Thursday Nov 17, 2022
KARACHI: Pakistan's total debt and liabilities have climbed by Rs12 trillion or 23.7% in the first quarter of the current fiscal year, with analysts saying a delay in loan tranche from the International Monetary Fund (IMF) and devaluation of the rupee pushed the numbers up significantly.
The debt and liabilities stood at Rs62.46 trillion in July-September FY2023, compared with Rs50.49 trillion in the same period of last fiscal year, the central bank data showed on Wednesday.
The country’s debt rose 24.7% to Rs59.37 trillion, while total liabilities increased 23% to Rs3.56 trillion.
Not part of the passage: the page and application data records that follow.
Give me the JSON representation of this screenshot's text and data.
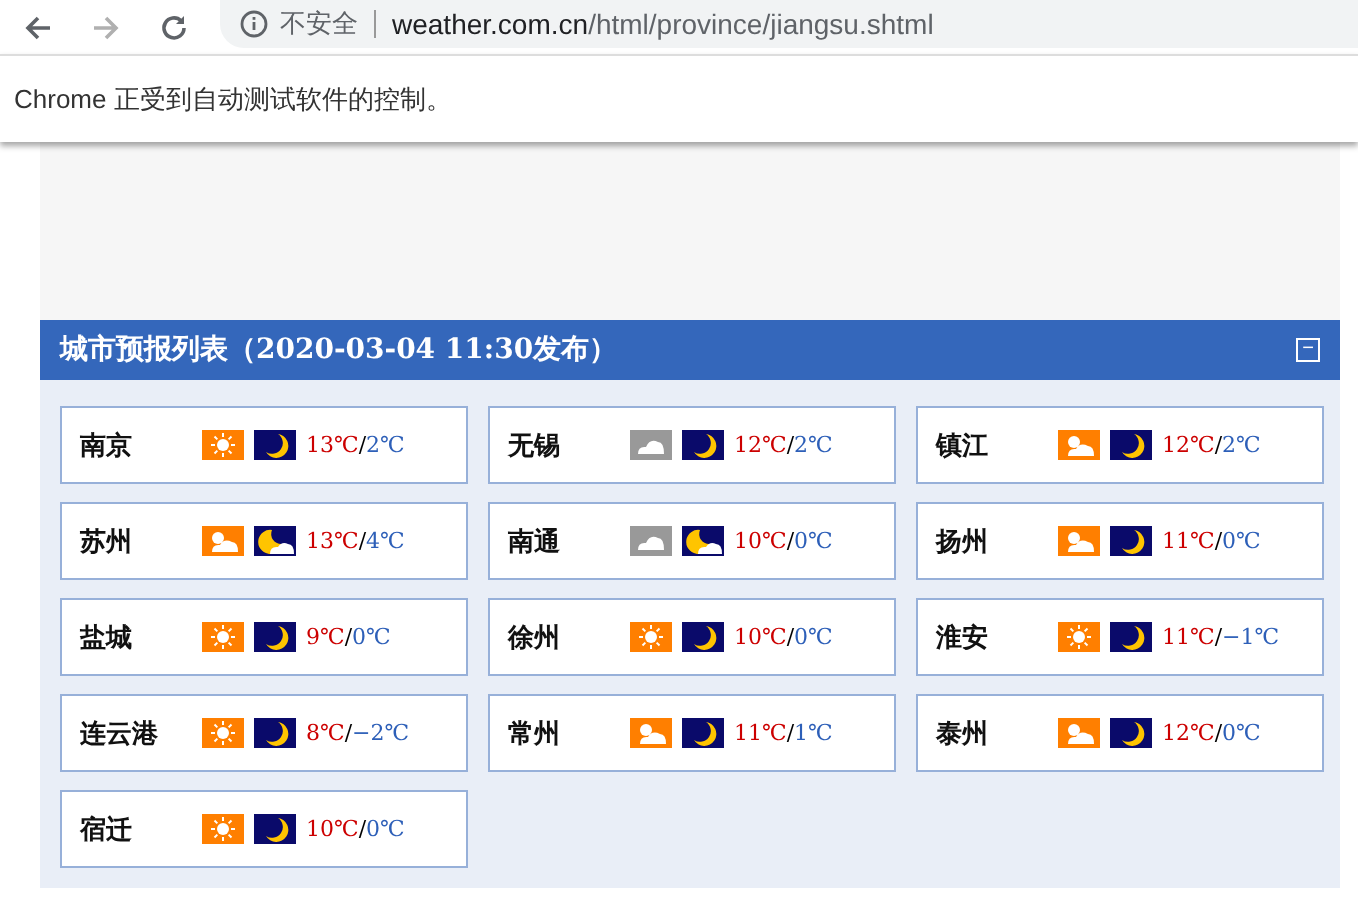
{
  "browser": {
    "security_label": "不安全",
    "url_host": "weather.com.cn",
    "url_path": "/html/province/jiangsu.shtml"
  },
  "infobar": {
    "text": "Chrome 正受到自动测试软件的控制。"
  },
  "panel": {
    "title": "城市预报列表（2020-03-04 11:30发布）",
    "collapse_symbol": "−",
    "cities": [
      {
        "name": "南京",
        "day_icon": {
          "kind": "sunny"
        },
        "night_icon": {
          "kind": "moon"
        },
        "high": "13℃",
        "sep": "/",
        "low": "2℃"
      },
      {
        "name": "无锡",
        "day_icon": {
          "kind": "overcast"
        },
        "night_icon": {
          "kind": "moon"
        },
        "high": "12℃",
        "sep": "/",
        "low": "2℃"
      },
      {
        "name": "镇江",
        "day_icon": {
          "kind": "partly"
        },
        "night_icon": {
          "kind": "moon"
        },
        "high": "12℃",
        "sep": "/",
        "low": "2℃"
      },
      {
        "name": "苏州",
        "day_icon": {
          "kind": "partly"
        },
        "night_icon": {
          "kind": "cloudy"
        },
        "high": "13℃",
        "sep": "/",
        "low": "4℃"
      },
      {
        "name": "南通",
        "day_icon": {
          "kind": "overcast"
        },
        "night_icon": {
          "kind": "cloudy"
        },
        "high": "10℃",
        "sep": "/",
        "low": "0℃"
      },
      {
        "name": "扬州",
        "day_icon": {
          "kind": "partly"
        },
        "night_icon": {
          "kind": "moon"
        },
        "high": "11℃",
        "sep": "/",
        "low": "0℃"
      },
      {
        "name": "盐城",
        "day_icon": {
          "kind": "sunny"
        },
        "night_icon": {
          "kind": "moon"
        },
        "high": "9℃",
        "sep": "/",
        "low": "0℃"
      },
      {
        "name": "徐州",
        "day_icon": {
          "kind": "sunny"
        },
        "night_icon": {
          "kind": "moon"
        },
        "high": "10℃",
        "sep": "/",
        "low": "0℃"
      },
      {
        "name": "淮安",
        "day_icon": {
          "kind": "sunny"
        },
        "night_icon": {
          "kind": "moon"
        },
        "high": "11℃",
        "sep": "/",
        "low": "−1℃"
      },
      {
        "name": "连云港",
        "day_icon": {
          "kind": "sunny"
        },
        "night_icon": {
          "kind": "moon"
        },
        "high": "8℃",
        "sep": "/",
        "low": "−2℃"
      },
      {
        "name": "常州",
        "day_icon": {
          "kind": "partly"
        },
        "night_icon": {
          "kind": "moon"
        },
        "high": "11℃",
        "sep": "/",
        "low": "1℃"
      },
      {
        "name": "泰州",
        "day_icon": {
          "kind": "partly"
        },
        "night_icon": {
          "kind": "moon"
        },
        "high": "12℃",
        "sep": "/",
        "low": "0℃"
      },
      {
        "name": "宿迁",
        "day_icon": {
          "kind": "sunny"
        },
        "night_icon": {
          "kind": "moon"
        },
        "high": "10℃",
        "sep": "/",
        "low": "0℃"
      }
    ]
  }
}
Fahad Rauf, head of research at Ismail Iqbal Securities said the increase in the debt was mainly coming from external sources. "Mostly the IMF loan tranche of $1.2 billion and the impact of the rupee depreciation on overall external debt."
The government's domestic debt increased by 18.7% to Rs31.40 trillion. The foreign debt stood at Rs17.99 trillion in July-September FY2023, 30.2% up from a year earlier, according to the figures from the State Bank of Pakistan (SBP).
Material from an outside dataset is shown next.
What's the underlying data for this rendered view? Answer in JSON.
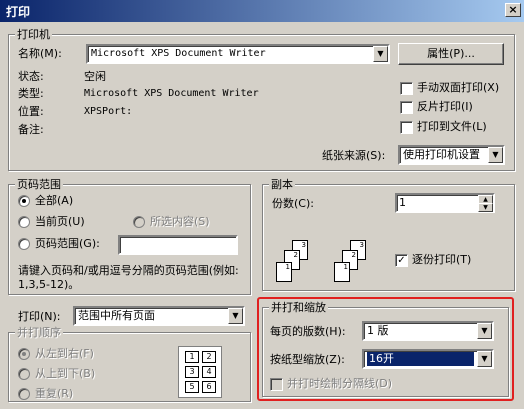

Total external debt and liabilities jumped 33.4% to Rs28.94 trillion.
“Managing debt obligations is one of the biggest challenges facing the government,” said Mustafa Mustansir, head of research at Taurus Securities.
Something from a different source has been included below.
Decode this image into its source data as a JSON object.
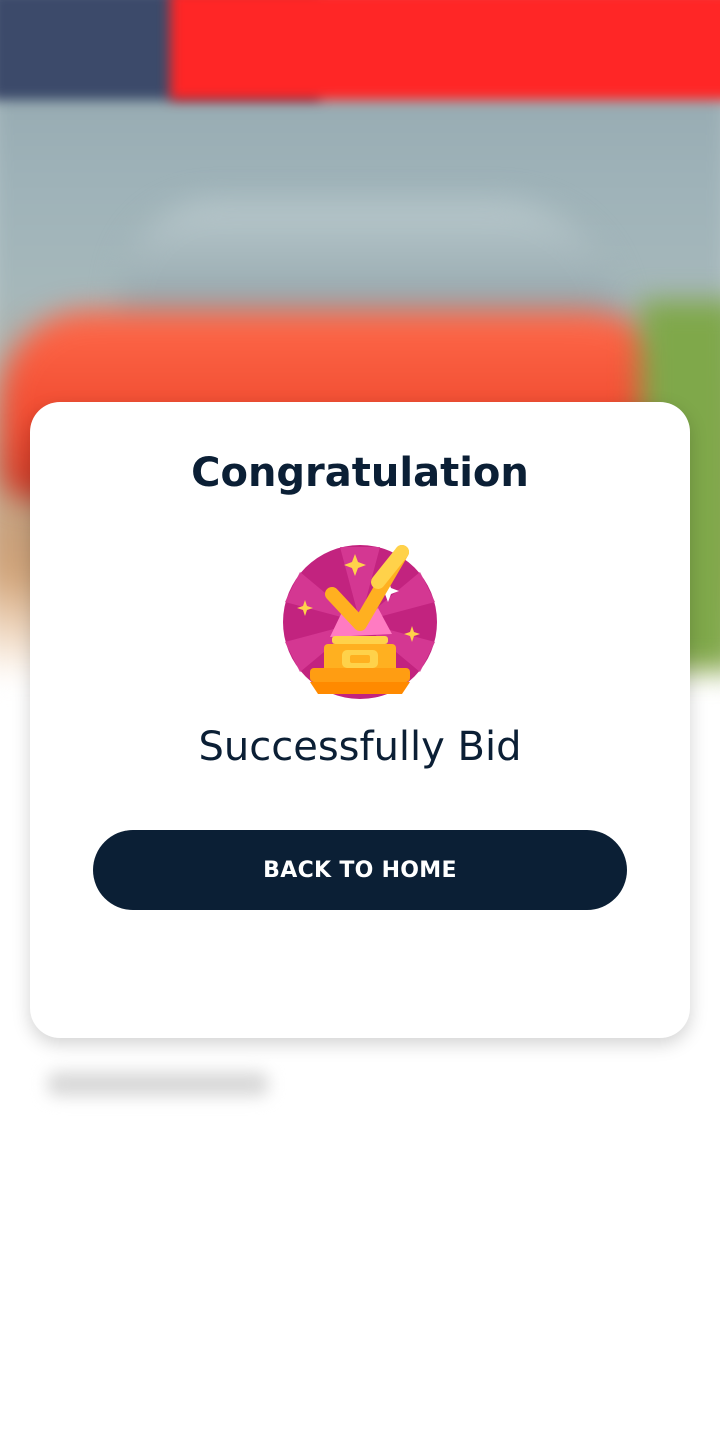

He said debt servicing was one of the reasons for the rise in the country’s debt, including the rising fiscal and external obligations. “The rupee depreciation affects external borrowing costs. Similarly, local borrowing costs rise when the policy rate increases.”
The State Bank of Pakistan's (SBP) data also showed that public debt fell to Rs49.4 trillion at the end of September from Rs49.5 trillion a month ago. The debt rose by Rs9.1 trillion or 22.7% year-on-year in September.
Pakistan’s five-year credit default swap (CDS), the cost of insuring exposure to the country’s sovereign debt, surged to 7,550 basis points (bps) on Tuesday, up 1,929 bps from Monday’s close, according to data from Arif Habib Limited.
During the current week, the government's CDS level remained high on investors' concerns that the country might not fulfil its commitment to repay creditors $1 billion because the Sukuk is set to mature on December 5, 2022.
“Pakistan will likely make payment on maturity as it is in the IMF programme,” according to an analyst.
However, there are concerns about the conclusion of the ninth review of the IMF’s bailout package.
Although the date has not yet been set, the IMF staff mission is anticipated in Islamabad by the end of the current month because the Fund needs Pakistan to make necessary modifications first.
The government is requesting some exceptions on performance criteria due to flood losses and the Fund's insistence on maintaining the agreed tax-to-GDP ratio of at least 11%.
The delay in the IMF’s review is making foreign investors more anxious.
The situation seems more complicated as the country is facing many difficulties, including political unpredictability, threats to exports and remittances as a result of the global economic recession, and significant gross financing requirements in the years to come.
“These risks alongside rating downgrades have worsened the perception among investors. Hence the increase in default spreads,” the analysts said.
The country’s external debt and liabilities inched down to $126.9 billion as of September 30, 2022, from $127 billion a year ago.
Due to the repayment of foreign debt, the nation is anticipated to experience significant potential outflows during the current quarter, which might put pressure on both the foreign currency reserves and the currency.